[Dataset items]
>>

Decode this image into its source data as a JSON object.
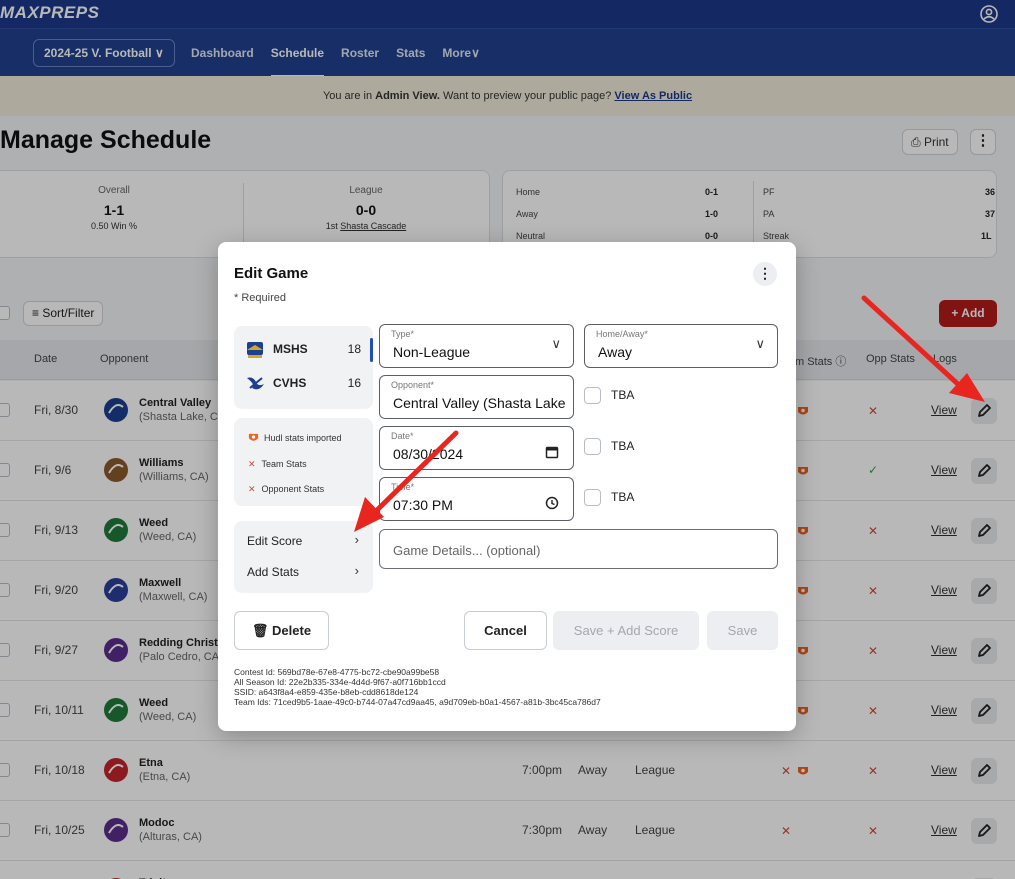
{
  "brand": {
    "logo_text": "MAXPREPS"
  },
  "nav": {
    "season_label": "2024-25 V. Football",
    "tabs": [
      {
        "label": "Dashboard"
      },
      {
        "label": "Schedule"
      },
      {
        "label": "Roster"
      },
      {
        "label": "Stats"
      },
      {
        "label": "More"
      }
    ]
  },
  "admin_banner": {
    "prefix": "You are in",
    "mode": "Admin View.",
    "suffix": "Want to preview your public page?",
    "link": "View As Public"
  },
  "page": {
    "title": "Manage Schedule",
    "print_label": "Print",
    "more_label": "⋮"
  },
  "records": {
    "overall": {
      "label": "Overall",
      "value": "1-1",
      "sub": "0.50 Win %"
    },
    "league": {
      "label": "League",
      "value": "0-0",
      "sub_prefix": "1st",
      "sub_link": "Shasta Cascade"
    },
    "splits": [
      {
        "label": "Home",
        "value": "0-1"
      },
      {
        "label": "Away",
        "value": "1-0"
      },
      {
        "label": "Neutral",
        "value": "0-0"
      }
    ],
    "points": [
      {
        "label": "PF",
        "value": "36"
      },
      {
        "label": "PA",
        "value": "37"
      },
      {
        "label": "Streak",
        "value": "1L"
      }
    ]
  },
  "toolbar": {
    "sort_label": "Sort/Filter",
    "add_label": "+ Add"
  },
  "table": {
    "headers": {
      "date": "Date",
      "opponent": "Opponent",
      "team_stats": "m Stats ⓘ",
      "opp_stats": "Opp Stats",
      "logs": "Logs"
    },
    "view_label": "View",
    "rows": [
      {
        "date": "Fri, 8/30",
        "name": "Central Valley",
        "location": "(Shasta Lake, C",
        "time": "",
        "ha": "",
        "type": "",
        "team_stat": "hudl",
        "opp_stat": "cross",
        "logo_color": "#1d3f8f"
      },
      {
        "date": "Fri, 9/6",
        "name": "Williams",
        "location": "(Williams, CA)",
        "time": "",
        "ha": "",
        "type": "",
        "team_stat": "hudl",
        "opp_stat": "check",
        "logo_color": "#8a5a2b"
      },
      {
        "date": "Fri, 9/13",
        "name": "Weed",
        "location": "(Weed, CA)",
        "time": "",
        "ha": "",
        "type": "",
        "team_stat": "hudl",
        "opp_stat": "cross",
        "logo_color": "#1f7a3a"
      },
      {
        "date": "Fri, 9/20",
        "name": "Maxwell",
        "location": "(Maxwell, CA)",
        "time": "",
        "ha": "",
        "type": "",
        "team_stat": "hudl",
        "opp_stat": "cross",
        "logo_color": "#2a3f9a"
      },
      {
        "date": "Fri, 9/27",
        "name": "Redding Christ",
        "location": "(Palo Cedro, CA",
        "time": "",
        "ha": "",
        "type": "",
        "team_stat": "hudl",
        "opp_stat": "cross",
        "logo_color": "#5b2e8c"
      },
      {
        "date": "Fri, 10/11",
        "name": "Weed",
        "location": "(Weed, CA)",
        "time": "",
        "ha": "",
        "type": "",
        "team_stat": "hudl",
        "opp_stat": "cross",
        "logo_color": "#1f7a3a"
      },
      {
        "date": "Fri, 10/18",
        "name": "Etna",
        "location": "(Etna, CA)",
        "time": "7:00pm",
        "ha": "Away",
        "type": "League",
        "team_stat": "cross-hudl",
        "opp_stat": "cross",
        "logo_color": "#c4242a"
      },
      {
        "date": "Fri, 10/25",
        "name": "Modoc",
        "location": "(Alturas, CA)",
        "time": "7:30pm",
        "ha": "Away",
        "type": "League",
        "team_stat": "cross",
        "opp_stat": "cross",
        "logo_color": "#5b2e8c"
      },
      {
        "date": "",
        "name": "Trinity",
        "location": "",
        "time": "",
        "ha": "",
        "type": "",
        "team_stat": "",
        "opp_stat": "",
        "logo_color": "#c4242a"
      }
    ]
  },
  "modal": {
    "title": "Edit Game",
    "required_note": "* Required",
    "teams": [
      {
        "abbr": "MSHS",
        "score": "18"
      },
      {
        "abbr": "CVHS",
        "score": "16"
      }
    ],
    "info": {
      "hudl_label": "Hudl stats imported",
      "team_stats": "Team Stats",
      "opp_stats": "Opponent Stats"
    },
    "actions": [
      {
        "label": "Edit Score"
      },
      {
        "label": "Add Stats"
      }
    ],
    "fields": {
      "type": {
        "label": "Type*",
        "value": "Non-League"
      },
      "home_away": {
        "label": "Home/Away*",
        "value": "Away"
      },
      "opponent": {
        "label": "Opponent*",
        "value": "Central Valley (Shasta Lake,"
      },
      "date": {
        "label": "Date*",
        "value": "08/30/2024"
      },
      "time": {
        "label": "Time*",
        "value": "07:30 PM"
      },
      "details": {
        "placeholder": "Game Details... (optional)"
      }
    },
    "tba_label": "TBA",
    "buttons": {
      "delete": "Delete",
      "cancel": "Cancel",
      "save_add_score": "Save + Add Score",
      "save": "Save"
    },
    "ids": [
      "Contest Id: 569bd78e-67e8-4775-bc72-cbe90a99be58",
      "All Season Id: 22e2b335-334e-4d4d-9f67-a0f716bb1ccd",
      "SSID: a643f8a4-e859-435e-b8eb-cdd8618de124",
      "Team Ids: 71ced9b5-1aae-49c0-b744-07a47cd9aa45, a9d709eb-b0a1-4567-a81b-3bc45ca786d7"
    ]
  },
  "colors": {
    "brand_blue": "#1d3a8a",
    "nav_blue": "#20418f",
    "add_red": "#b31b1b",
    "annotation_red": "#e8261f",
    "hudl_orange": "#f0621f"
  }
}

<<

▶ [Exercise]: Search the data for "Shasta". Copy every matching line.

▶ [Written solution]:
      "sub_link": "Shasta Cascade"
        "location": "(Shasta Lake, C",
        "value": "Central Valley (Shasta Lake,"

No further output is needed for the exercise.